> [AIM OF THE TASK]
Your answer should be one number: the count of lines in the data below that include "this".

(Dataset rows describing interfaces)
%%
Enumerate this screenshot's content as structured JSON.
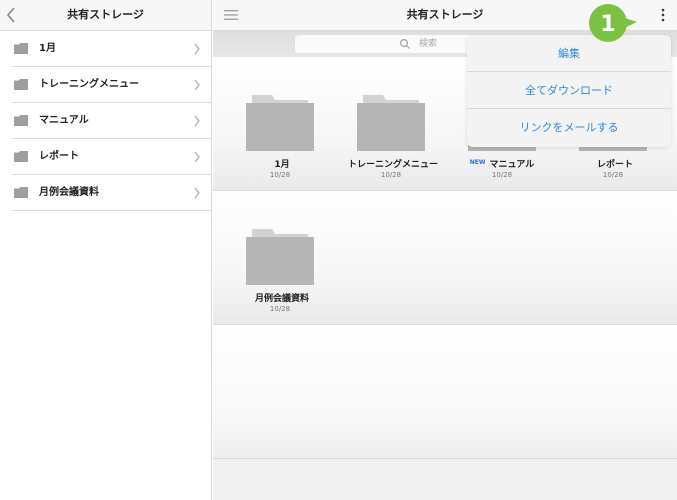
{
  "sidebar": {
    "title": "共有ストレージ",
    "back_icon": "chevron-left-icon",
    "items": [
      {
        "label": "1月"
      },
      {
        "label": "トレーニングメニュー"
      },
      {
        "label": "マニュアル"
      },
      {
        "label": "レポート"
      },
      {
        "label": "月例会議資料"
      }
    ]
  },
  "header": {
    "title": "共有ストレージ",
    "menu_icon": "hamburger-icon",
    "more_icon": "more-vertical-icon"
  },
  "search": {
    "placeholder": "検索"
  },
  "folders": [
    {
      "name": "1月",
      "date": "10/28",
      "badge": ""
    },
    {
      "name": "トレーニングメニュー",
      "date": "10/28",
      "badge": ""
    },
    {
      "name": "マニュアル",
      "date": "10/28",
      "badge": "NEW"
    },
    {
      "name": "レポート",
      "date": "10/28",
      "badge": ""
    },
    {
      "name": "月例会議資料",
      "date": "10/28",
      "badge": ""
    }
  ],
  "dropdown": {
    "items": [
      "編集",
      "全てダウンロード",
      "リンクをメールする"
    ]
  },
  "step_marker": {
    "number": "1",
    "color": "#7cc242"
  },
  "colors": {
    "accent": "#2d8ad8",
    "folder": "#b5b5b5",
    "new_badge": "#2a6fd8"
  }
}
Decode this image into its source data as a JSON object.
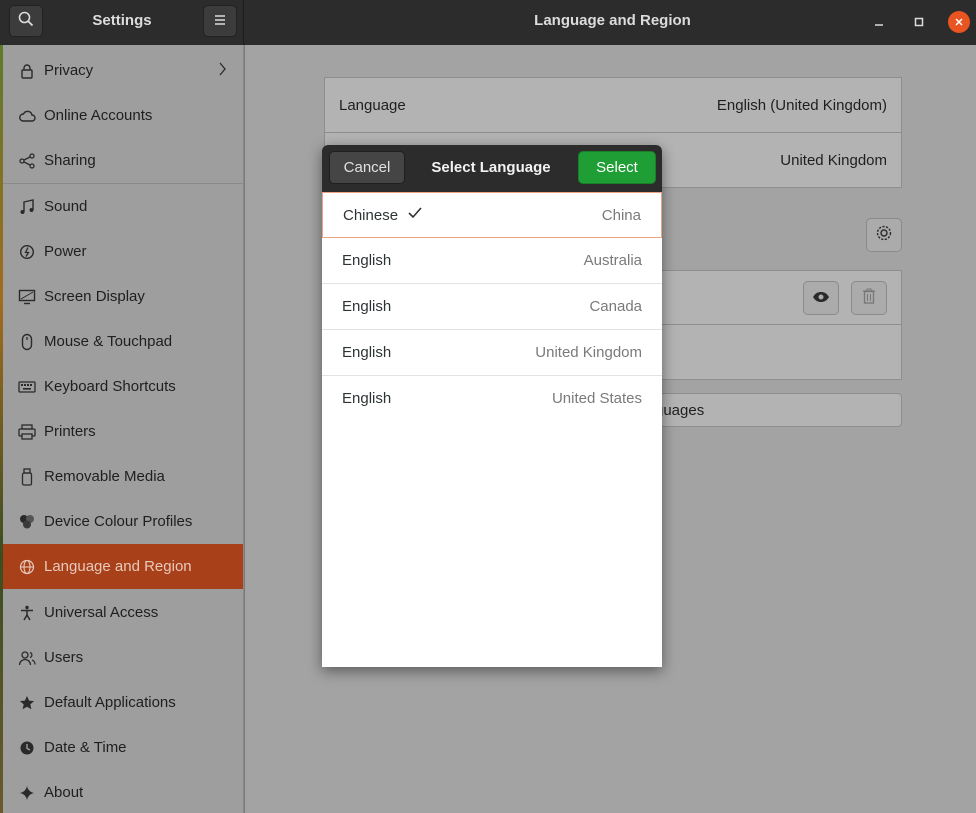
{
  "header": {
    "app_title": "Settings",
    "page_title": "Language and Region"
  },
  "sidebar": {
    "items": [
      {
        "label": "Privacy",
        "icon": "lock-icon"
      },
      {
        "label": "Online Accounts",
        "icon": "cloud-icon"
      },
      {
        "label": "Sharing",
        "icon": "share-icon"
      },
      {
        "label": "Sound",
        "icon": "music-note-icon"
      },
      {
        "label": "Power",
        "icon": "power-icon"
      },
      {
        "label": "Screen Display",
        "icon": "display-icon"
      },
      {
        "label": "Mouse & Touchpad",
        "icon": "mouse-icon"
      },
      {
        "label": "Keyboard Shortcuts",
        "icon": "keyboard-icon"
      },
      {
        "label": "Printers",
        "icon": "printer-icon"
      },
      {
        "label": "Removable Media",
        "icon": "usb-icon"
      },
      {
        "label": "Device Colour Profiles",
        "icon": "color-profile-icon"
      },
      {
        "label": "Language and Region",
        "icon": "globe-icon",
        "active": true
      },
      {
        "label": "Universal Access",
        "icon": "accessibility-icon"
      },
      {
        "label": "Users",
        "icon": "users-icon"
      },
      {
        "label": "Default Applications",
        "icon": "star-icon"
      },
      {
        "label": "Date & Time",
        "icon": "clock-icon"
      },
      {
        "label": "About",
        "icon": "sparkle-icon"
      }
    ]
  },
  "main": {
    "language_label": "Language",
    "language_value": "English (United Kingdom)",
    "formats_value": "United Kingdom",
    "manage_languages_partial": "guages"
  },
  "dialog": {
    "cancel_label": "Cancel",
    "title": "Select Language",
    "select_label": "Select",
    "languages": [
      {
        "name": "Chinese",
        "region": "China",
        "selected": true
      },
      {
        "name": "English",
        "region": "Australia"
      },
      {
        "name": "English",
        "region": "Canada"
      },
      {
        "name": "English",
        "region": "United Kingdom"
      },
      {
        "name": "English",
        "region": "United States"
      }
    ]
  },
  "colors": {
    "accent": "#e95420",
    "active_sidebar": "#a8401a",
    "select_button": "#1f9e35",
    "headerbar": "#2c2c2c"
  }
}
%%
> [EXERCISE ANSWER]
2